- **THE PROBLEM**
Return every line of the data below, exactly.

- **ENTRIES PROVIDED**
..............................
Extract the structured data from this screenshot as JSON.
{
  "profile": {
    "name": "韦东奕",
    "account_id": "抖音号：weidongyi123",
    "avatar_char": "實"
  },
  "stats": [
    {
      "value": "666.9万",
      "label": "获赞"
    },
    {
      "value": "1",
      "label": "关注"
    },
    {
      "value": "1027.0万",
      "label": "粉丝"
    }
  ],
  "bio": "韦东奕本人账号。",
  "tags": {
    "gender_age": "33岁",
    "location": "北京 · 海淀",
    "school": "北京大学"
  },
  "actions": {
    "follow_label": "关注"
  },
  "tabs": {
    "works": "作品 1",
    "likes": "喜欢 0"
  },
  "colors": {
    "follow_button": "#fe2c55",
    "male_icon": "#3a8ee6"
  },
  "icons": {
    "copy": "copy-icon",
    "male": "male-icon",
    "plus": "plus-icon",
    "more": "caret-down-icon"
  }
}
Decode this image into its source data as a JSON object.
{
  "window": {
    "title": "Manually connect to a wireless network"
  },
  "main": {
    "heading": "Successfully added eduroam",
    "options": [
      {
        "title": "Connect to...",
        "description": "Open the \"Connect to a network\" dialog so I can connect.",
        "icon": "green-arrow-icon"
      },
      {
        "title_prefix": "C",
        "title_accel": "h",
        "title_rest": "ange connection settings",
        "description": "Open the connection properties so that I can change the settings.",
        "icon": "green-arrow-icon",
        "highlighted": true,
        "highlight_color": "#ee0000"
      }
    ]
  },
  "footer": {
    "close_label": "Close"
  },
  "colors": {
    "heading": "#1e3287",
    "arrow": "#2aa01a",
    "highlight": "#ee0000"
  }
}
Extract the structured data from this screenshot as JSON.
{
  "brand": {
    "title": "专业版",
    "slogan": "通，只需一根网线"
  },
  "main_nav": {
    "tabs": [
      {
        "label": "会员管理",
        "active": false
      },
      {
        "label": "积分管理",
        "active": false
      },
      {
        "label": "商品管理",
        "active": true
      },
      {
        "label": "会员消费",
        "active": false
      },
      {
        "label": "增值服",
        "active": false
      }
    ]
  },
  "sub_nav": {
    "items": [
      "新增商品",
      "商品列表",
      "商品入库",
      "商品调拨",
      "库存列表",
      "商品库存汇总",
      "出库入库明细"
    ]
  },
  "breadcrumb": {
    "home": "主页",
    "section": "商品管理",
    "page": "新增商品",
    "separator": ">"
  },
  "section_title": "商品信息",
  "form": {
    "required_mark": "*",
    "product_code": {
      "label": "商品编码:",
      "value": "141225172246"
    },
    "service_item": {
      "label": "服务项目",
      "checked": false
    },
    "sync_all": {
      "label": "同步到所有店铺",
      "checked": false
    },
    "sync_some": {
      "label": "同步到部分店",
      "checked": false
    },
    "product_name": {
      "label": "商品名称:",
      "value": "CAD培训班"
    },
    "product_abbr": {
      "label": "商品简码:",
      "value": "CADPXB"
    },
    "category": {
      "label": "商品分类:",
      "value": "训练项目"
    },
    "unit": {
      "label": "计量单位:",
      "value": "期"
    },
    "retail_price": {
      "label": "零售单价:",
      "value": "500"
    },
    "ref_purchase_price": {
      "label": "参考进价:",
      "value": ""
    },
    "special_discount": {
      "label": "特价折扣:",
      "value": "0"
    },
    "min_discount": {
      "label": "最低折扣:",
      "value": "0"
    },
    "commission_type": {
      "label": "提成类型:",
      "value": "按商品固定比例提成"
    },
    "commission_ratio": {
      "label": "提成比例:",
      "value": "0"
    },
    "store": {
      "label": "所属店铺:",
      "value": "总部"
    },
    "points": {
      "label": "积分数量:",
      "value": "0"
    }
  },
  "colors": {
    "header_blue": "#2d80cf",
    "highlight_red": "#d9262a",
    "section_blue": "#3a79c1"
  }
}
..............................
- **TASK SOLUTION**
Extract the structured data from this screenshot as JSON.
{
  "profile": {
    "name": "韦东奕",
    "account_id": "抖音号：weidongyi123",
    "avatar_char": "實"
  },
  "stats": [
    {
      "value": "666.9万",
      "label": "获赞"
    },
    {
      "value": "1",
      "label": "关注"
    },
    {
      "value": "1027.0万",
      "label": "粉丝"
    }
  ],
  "bio": "韦东奕本人账号。",
  "tags": {
    "gender_age": "33岁",
    "location": "北京 · 海淀",
    "school": "北京大学"
  },
  "actions": {
    "follow_label": "关注"
  },
  "tabs": {
    "works": "作品 1",
    "likes": "喜欢 0"
  },
  "colors": {
    "follow_button": "#fe2c55",
    "male_icon": "#3a8ee6"
  },
  "icons": {
    "copy": "copy-icon",
    "male": "male-icon",
    "plus": "plus-icon",
    "more": "caret-down-icon"
  }
}
Decode this image into its source data as a JSON object.
{
  "window": {
    "title": "Manually connect to a wireless network"
  },
  "main": {
    "heading": "Successfully added eduroam",
    "options": [
      {
        "title": "Connect to...",
        "description": "Open the \"Connect to a network\" dialog so I can connect.",
        "icon": "green-arrow-icon"
      },
      {
        "title_prefix": "C",
        "title_accel": "h",
        "title_rest": "ange connection settings",
        "description": "Open the connection properties so that I can change the settings.",
        "icon": "green-arrow-icon",
        "highlighted": true,
        "highlight_color": "#ee0000"
      }
    ]
  },
  "footer": {
    "close_label": "Close"
  },
  "colors": {
    "heading": "#1e3287",
    "arrow": "#2aa01a",
    "highlight": "#ee0000"
  }
}
Extract the structured data from this screenshot as JSON.
{
  "brand": {
    "title": "专业版",
    "slogan": "通，只需一根网线"
  },
  "main_nav": {
    "tabs": [
      {
        "label": "会员管理",
        "active": false
      },
      {
        "label": "积分管理",
        "active": false
      },
      {
        "label": "商品管理",
        "active": true
      },
      {
        "label": "会员消费",
        "active": false
      },
      {
        "label": "增值服",
        "active": false
      }
    ]
  },
  "sub_nav": {
    "items": [
      "新增商品",
      "商品列表",
      "商品入库",
      "商品调拨",
      "库存列表",
      "商品库存汇总",
      "出库入库明细"
    ]
  },
  "breadcrumb": {
    "home": "主页",
    "section": "商品管理",
    "page": "新增商品",
    "separator": ">"
  },
  "section_title": "商品信息",
  "form": {
    "required_mark": "*",
    "product_code": {
      "label": "商品编码:",
      "value": "141225172246"
    },
    "service_item": {
      "label": "服务项目",
      "checked": false
    },
    "sync_all": {
      "label": "同步到所有店铺",
      "checked": false
    },
    "sync_some": {
      "label": "同步到部分店",
      "checked": false
    },
    "product_name": {
      "label": "商品名称:",
      "value": "CAD培训班"
    },
    "product_abbr": {
      "label": "商品简码:",
      "value": "CADPXB"
    },
    "category": {
      "label": "商品分类:",
      "value": "训练项目"
    },
    "unit": {
      "label": "计量单位:",
      "value": "期"
    },
    "retail_price": {
      "label": "零售单价:",
      "value": "500"
    },
    "ref_purchase_price": {
      "label": "参考进价:",
      "value": ""
    },
    "special_discount": {
      "label": "特价折扣:",
      "value": "0"
    },
    "min_discount": {
      "label": "最低折扣:",
      "value": "0"
    },
    "commission_type": {
      "label": "提成类型:",
      "value": "按商品固定比例提成"
    },
    "commission_ratio": {
      "label": "提成比例:",
      "value": "0"
    },
    "store": {
      "label": "所属店铺:",
      "value": "总部"
    },
    "points": {
      "label": "积分数量:",
      "value": "0"
    }
  },
  "colors": {
    "header_blue": "#2d80cf",
    "highlight_red": "#d9262a",
    "section_blue": "#3a79c1"
  }
}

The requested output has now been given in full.